## TASK TO CARRY OUT
Each line of the records that holds the word "title" should be copied out.

Dataset rows describing interfaces:
============

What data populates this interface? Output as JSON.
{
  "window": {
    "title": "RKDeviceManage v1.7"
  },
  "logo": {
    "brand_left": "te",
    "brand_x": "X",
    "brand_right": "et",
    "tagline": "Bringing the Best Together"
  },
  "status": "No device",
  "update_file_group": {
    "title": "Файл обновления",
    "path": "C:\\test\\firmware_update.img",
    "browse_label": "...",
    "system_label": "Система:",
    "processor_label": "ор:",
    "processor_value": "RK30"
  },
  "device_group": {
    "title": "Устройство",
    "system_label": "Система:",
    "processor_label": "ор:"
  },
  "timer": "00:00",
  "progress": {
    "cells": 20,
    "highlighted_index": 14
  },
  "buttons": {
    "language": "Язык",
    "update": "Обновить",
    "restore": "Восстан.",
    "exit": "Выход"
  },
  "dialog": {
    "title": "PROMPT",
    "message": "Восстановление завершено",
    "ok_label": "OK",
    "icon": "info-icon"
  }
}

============

## EXERCISE OUTPUT
    "title": "RKDeviceManage v1.7"
    "title": "Файл обновления",
    "title": "Устройство",
    "title": "PROMPT",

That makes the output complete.